There’s an interesting article in The Atlantic based on an interview with the publication and Sherry Turkle, a psychologist and a professor at MIT. She recently released the book Alone Together: Why We Expect More From Technology and Less From Each Other in which she argues that we are losing the art of conversation:
“Conversations, as they tend to play out in person, are messy—full of pauses and interruptions and topic changes and assorted awkwardness. But the messiness is what allows for true exchange. It gives participants the time—and, just as important, the permission—to think and react and glean insights. “You can’t always tell, in a conversation, when the interesting bit is going to come,” Turkle says. “It’s like dancing: slow, slow, quick-quick, slow. You know? It seems boring, but all of a sudden there’s something, and whoa.” Occasional dullness, in other words, is to be not only expected, but celebrated. Some of the best parts of conversation are, as Turkle puts it, “the boring bits.” In software terms, they’re features rather than bugs. The logic of conversation as it plays out across the Internet, however—the into-the-ether observations and the never-ending feeds and the many, many selfies—is fundamentally different, favoring showmanship over exchange, flows over ebbs. The Internet is always on. And it’s always judging you, watching you, goading you. “That’s not conversation,” Turkle says. She wants us to reclaim the permission to be, when we want and need to be, dull.”
I like the idea of the occasional dullness.
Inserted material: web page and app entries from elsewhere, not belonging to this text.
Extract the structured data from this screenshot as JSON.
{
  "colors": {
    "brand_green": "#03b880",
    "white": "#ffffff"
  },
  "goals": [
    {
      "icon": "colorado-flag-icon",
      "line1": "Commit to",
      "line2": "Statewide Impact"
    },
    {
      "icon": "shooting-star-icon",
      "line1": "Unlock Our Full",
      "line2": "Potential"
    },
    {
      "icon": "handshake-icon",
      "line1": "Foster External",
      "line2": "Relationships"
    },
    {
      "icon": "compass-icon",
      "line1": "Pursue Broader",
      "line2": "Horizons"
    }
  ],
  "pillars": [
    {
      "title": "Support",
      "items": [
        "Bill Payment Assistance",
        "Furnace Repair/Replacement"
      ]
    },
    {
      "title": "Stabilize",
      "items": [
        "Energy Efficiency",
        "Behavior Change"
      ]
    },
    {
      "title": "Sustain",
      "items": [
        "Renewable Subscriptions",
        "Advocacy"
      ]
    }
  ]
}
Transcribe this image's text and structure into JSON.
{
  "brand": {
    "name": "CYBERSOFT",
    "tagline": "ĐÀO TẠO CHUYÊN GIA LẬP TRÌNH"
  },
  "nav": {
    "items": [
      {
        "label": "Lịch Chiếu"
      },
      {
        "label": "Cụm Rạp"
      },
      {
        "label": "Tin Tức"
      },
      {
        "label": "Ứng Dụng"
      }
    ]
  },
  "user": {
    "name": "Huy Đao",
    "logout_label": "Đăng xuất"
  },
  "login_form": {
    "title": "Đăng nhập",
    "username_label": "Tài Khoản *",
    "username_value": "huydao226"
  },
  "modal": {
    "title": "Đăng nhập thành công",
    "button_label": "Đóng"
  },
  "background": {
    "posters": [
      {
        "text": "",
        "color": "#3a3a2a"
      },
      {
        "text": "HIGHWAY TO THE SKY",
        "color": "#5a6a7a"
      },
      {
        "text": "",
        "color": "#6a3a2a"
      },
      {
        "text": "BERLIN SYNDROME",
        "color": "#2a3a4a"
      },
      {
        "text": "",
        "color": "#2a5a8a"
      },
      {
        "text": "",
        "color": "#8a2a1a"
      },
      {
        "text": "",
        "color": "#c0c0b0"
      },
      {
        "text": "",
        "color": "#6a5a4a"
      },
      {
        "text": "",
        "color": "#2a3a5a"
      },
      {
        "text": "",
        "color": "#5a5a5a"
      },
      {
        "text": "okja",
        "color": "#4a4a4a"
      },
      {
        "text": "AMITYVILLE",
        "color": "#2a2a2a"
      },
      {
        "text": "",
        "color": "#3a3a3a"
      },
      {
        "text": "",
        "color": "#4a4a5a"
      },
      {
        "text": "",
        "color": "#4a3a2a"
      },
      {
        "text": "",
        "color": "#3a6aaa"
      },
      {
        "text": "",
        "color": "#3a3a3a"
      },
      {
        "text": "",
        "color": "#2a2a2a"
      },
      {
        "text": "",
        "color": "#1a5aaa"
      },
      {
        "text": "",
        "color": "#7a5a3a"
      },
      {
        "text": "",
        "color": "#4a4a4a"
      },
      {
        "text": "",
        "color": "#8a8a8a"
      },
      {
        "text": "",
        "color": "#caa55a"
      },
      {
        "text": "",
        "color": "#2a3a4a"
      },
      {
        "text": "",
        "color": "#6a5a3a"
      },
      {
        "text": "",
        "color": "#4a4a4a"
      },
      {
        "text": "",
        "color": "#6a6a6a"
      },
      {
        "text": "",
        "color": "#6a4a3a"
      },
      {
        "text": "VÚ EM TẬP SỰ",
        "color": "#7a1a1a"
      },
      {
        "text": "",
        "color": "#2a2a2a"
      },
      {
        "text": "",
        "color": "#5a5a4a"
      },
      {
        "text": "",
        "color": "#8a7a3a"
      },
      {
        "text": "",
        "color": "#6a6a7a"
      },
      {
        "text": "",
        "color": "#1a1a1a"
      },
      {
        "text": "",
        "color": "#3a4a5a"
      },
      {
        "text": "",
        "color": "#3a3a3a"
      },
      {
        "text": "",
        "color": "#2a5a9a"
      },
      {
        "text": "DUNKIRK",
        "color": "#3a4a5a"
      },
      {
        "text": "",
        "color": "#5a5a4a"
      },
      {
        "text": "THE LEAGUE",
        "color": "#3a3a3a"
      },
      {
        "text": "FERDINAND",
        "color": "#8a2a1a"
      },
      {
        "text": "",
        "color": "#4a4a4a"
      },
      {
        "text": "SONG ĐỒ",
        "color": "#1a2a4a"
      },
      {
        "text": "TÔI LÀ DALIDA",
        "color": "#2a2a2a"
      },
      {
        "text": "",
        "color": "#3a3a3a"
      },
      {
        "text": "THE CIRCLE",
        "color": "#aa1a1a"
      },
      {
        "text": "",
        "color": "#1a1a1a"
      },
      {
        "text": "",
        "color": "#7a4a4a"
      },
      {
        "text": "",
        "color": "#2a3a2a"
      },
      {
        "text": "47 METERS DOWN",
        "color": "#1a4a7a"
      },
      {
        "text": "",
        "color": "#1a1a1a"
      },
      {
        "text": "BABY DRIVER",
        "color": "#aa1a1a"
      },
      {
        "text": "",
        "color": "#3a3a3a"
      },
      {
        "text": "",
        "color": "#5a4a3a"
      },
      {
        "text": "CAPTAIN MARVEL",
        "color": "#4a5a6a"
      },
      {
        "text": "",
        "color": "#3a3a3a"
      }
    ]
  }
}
The idea that breaks or gaps in a conversation is actually help drive the conversation. Check out the whole article.